▸ Stored data
========

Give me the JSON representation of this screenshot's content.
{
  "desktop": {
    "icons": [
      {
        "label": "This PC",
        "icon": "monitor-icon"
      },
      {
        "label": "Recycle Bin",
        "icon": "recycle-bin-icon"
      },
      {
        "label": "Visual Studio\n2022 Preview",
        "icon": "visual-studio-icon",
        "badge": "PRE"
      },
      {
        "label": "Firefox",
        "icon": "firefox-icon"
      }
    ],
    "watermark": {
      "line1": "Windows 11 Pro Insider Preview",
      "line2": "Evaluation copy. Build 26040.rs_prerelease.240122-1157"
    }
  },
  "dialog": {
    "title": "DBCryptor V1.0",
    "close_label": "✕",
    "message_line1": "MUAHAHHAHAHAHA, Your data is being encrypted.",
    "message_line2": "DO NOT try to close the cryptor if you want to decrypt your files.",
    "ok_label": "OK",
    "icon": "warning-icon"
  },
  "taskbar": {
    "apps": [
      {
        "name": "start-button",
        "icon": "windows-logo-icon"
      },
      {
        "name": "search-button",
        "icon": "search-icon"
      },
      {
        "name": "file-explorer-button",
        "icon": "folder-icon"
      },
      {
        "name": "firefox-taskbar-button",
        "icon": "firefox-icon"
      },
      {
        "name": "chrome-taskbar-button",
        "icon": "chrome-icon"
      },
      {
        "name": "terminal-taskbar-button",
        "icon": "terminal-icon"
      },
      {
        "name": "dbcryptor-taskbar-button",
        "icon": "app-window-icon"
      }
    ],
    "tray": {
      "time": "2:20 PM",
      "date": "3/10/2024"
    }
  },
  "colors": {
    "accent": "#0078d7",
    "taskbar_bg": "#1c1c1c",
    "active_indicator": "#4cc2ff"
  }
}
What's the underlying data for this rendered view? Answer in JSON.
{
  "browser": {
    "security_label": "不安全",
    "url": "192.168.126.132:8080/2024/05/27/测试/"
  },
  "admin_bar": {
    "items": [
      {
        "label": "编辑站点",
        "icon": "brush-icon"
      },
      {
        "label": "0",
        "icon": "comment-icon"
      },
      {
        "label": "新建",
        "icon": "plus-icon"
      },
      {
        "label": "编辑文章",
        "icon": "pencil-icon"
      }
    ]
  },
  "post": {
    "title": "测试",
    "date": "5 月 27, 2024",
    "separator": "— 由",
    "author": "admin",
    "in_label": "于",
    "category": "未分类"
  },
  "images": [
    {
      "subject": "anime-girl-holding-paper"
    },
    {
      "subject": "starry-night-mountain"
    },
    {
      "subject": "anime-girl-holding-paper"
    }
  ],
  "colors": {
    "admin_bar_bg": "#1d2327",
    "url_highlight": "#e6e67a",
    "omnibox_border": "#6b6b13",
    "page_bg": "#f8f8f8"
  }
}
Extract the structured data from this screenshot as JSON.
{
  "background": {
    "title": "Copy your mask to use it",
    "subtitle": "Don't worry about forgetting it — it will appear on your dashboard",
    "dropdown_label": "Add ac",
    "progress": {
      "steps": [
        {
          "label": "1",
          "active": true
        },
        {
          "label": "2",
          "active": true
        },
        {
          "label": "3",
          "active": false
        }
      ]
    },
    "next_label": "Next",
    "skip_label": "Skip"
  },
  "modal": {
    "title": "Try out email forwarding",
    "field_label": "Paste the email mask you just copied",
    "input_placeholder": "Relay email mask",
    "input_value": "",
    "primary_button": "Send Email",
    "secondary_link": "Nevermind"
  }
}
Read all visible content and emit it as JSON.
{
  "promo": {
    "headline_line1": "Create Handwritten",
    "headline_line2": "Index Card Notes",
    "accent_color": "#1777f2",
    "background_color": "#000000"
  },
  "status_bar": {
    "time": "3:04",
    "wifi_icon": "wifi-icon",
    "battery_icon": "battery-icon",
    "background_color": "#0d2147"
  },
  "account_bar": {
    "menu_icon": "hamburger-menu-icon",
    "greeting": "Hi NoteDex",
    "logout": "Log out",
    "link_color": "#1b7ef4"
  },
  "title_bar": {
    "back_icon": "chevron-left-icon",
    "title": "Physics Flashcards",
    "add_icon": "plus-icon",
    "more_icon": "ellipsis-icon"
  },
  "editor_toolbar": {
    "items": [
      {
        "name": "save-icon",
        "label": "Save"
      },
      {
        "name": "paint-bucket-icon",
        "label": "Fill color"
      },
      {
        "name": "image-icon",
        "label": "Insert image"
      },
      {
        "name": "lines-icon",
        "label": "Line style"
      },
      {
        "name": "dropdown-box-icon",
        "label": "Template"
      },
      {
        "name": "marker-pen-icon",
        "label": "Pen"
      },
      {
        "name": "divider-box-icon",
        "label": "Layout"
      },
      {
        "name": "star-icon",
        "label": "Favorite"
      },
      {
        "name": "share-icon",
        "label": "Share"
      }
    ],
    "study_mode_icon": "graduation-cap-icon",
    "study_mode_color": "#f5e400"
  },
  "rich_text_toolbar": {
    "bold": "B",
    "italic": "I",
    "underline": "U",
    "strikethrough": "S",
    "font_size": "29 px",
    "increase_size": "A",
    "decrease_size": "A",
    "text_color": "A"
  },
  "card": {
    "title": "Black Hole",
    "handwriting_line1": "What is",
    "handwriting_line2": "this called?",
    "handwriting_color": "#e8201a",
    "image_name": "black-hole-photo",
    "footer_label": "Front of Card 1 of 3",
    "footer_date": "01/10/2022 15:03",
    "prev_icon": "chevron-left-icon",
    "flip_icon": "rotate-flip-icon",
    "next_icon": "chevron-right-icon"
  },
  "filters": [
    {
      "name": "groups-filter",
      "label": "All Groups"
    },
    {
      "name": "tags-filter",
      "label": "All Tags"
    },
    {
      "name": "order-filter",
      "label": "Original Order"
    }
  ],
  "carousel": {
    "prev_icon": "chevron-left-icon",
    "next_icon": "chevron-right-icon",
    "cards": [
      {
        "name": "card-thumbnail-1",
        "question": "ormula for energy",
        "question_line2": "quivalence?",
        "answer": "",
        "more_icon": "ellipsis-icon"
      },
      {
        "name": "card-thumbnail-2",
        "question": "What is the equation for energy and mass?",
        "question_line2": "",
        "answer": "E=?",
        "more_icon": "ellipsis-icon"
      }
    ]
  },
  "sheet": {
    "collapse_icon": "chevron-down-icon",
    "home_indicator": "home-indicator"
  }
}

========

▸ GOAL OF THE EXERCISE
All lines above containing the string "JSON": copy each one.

▸ SOLUTION TO THIS TASK
Give me the JSON representation of this screenshot's content.
What's the underlying data for this rendered view? Answer in JSON.
Extract the structured data from this screenshot as JSON.
Read all visible content and emit it as JSON.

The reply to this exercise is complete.